The Decimal type is mainly intended for doing financial arithmetic where the number of decimal places may not be known at compile time (e.g. for a program that handles both Yen and Dollars) and the application must not drop pennies on the floor. For instance if you have to divide $$10 between three people then one of them has to get$$3.34.

The number of decimal places in a value is represented as a Word8, allowing for up to 255 decimal places. Functions preserve precision. Addition and subtraction operators return a result with the precision of the most precise argument, so 2.3 + 5.678 = 7.978. Multiplication and division use whatever precision is necessary up to 255 decimal places.

## QuickCheck Specification

Data.Decimal includes a set of QuickCheck properties which act as both tests and a formal specification. To run the tests do:

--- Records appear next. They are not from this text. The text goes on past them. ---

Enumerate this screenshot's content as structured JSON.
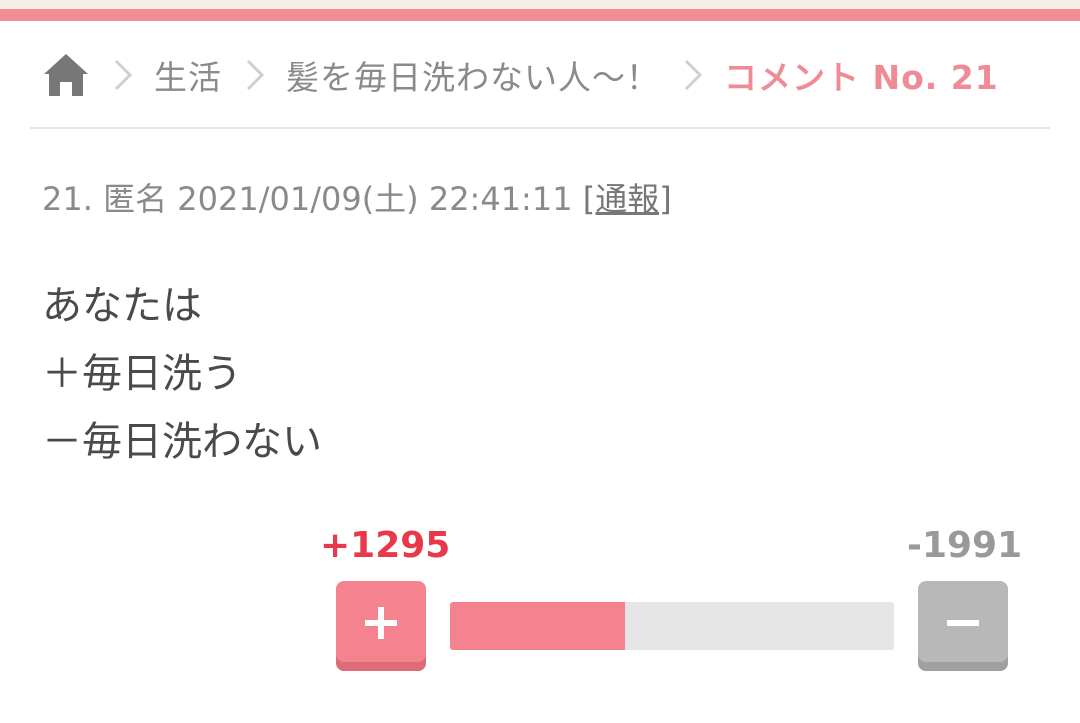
{
  "breadcrumb": {
    "items": [
      "生活",
      "髪を毎日洗わない人〜！"
    ],
    "current": "コメント No. 21"
  },
  "comment": {
    "number": "21.",
    "author": "匿名",
    "datetime": "2021/01/09(土) 22:41:11",
    "report_label": "[通報]",
    "body_lines": [
      "あなたは",
      "＋毎日洗う",
      "－毎日洗わない"
    ]
  },
  "votes": {
    "plus_label": "+1295",
    "minus_label": "-1991",
    "plus": 1295,
    "minus": 1991
  },
  "icons": {
    "home": "home-icon",
    "separator": "chevron-right-icon",
    "plus": "plus-icon",
    "minus": "minus-icon"
  },
  "colors": {
    "accent": "#f28d96",
    "plus_text": "#e8394a",
    "bar_fill": "#f5838f",
    "bar_bg": "#e5e5e5"
  }
}
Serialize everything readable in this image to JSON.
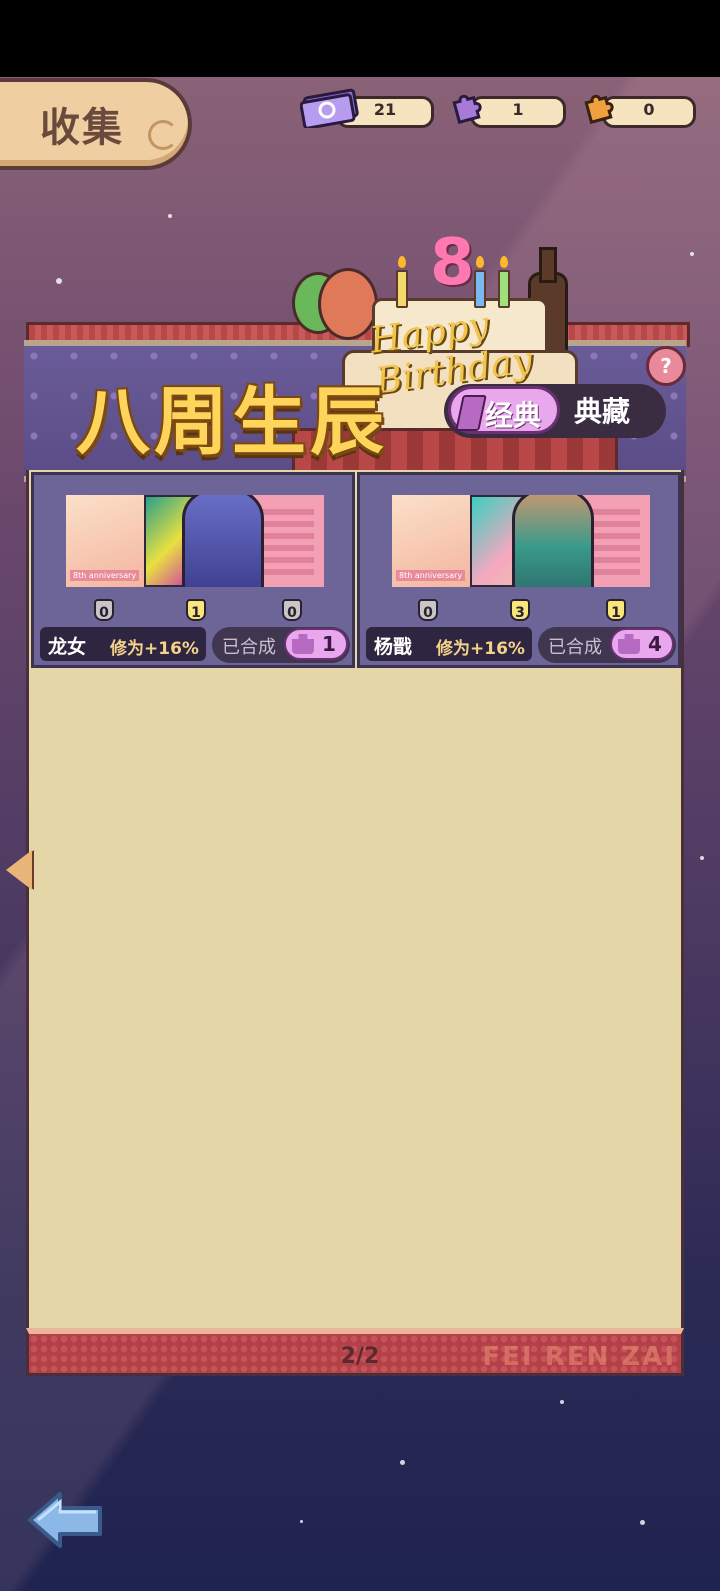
{
  "header": {
    "title": "收集"
  },
  "currencies": [
    {
      "icon": "ticket-icon",
      "value": "21"
    },
    {
      "icon": "purple-puzzle-icon",
      "value": "1"
    },
    {
      "icon": "orange-puzzle-icon",
      "value": "0"
    }
  ],
  "event": {
    "title": "八周生辰",
    "cake_text": "Happy Birthday",
    "cake_number": "8",
    "toggle": {
      "active": "经典",
      "inactive": "典藏"
    },
    "help": "?"
  },
  "cards": [
    {
      "name": "龙女",
      "bonus": "修为+16%",
      "tags": [
        "0",
        "1",
        "0"
      ],
      "combined_label": "已合成",
      "combined_count": "1",
      "anniversary": "8th anniversary"
    },
    {
      "name": "杨戬",
      "bonus": "修为+16%",
      "tags": [
        "0",
        "3",
        "1"
      ],
      "combined_label": "已合成",
      "combined_count": "4",
      "anniversary": "8th anniversary"
    }
  ],
  "footer": {
    "page": "2/2",
    "watermark": "FEI REN ZAI"
  }
}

cabal configure --enable-tests cabal build cabal test

or

stack test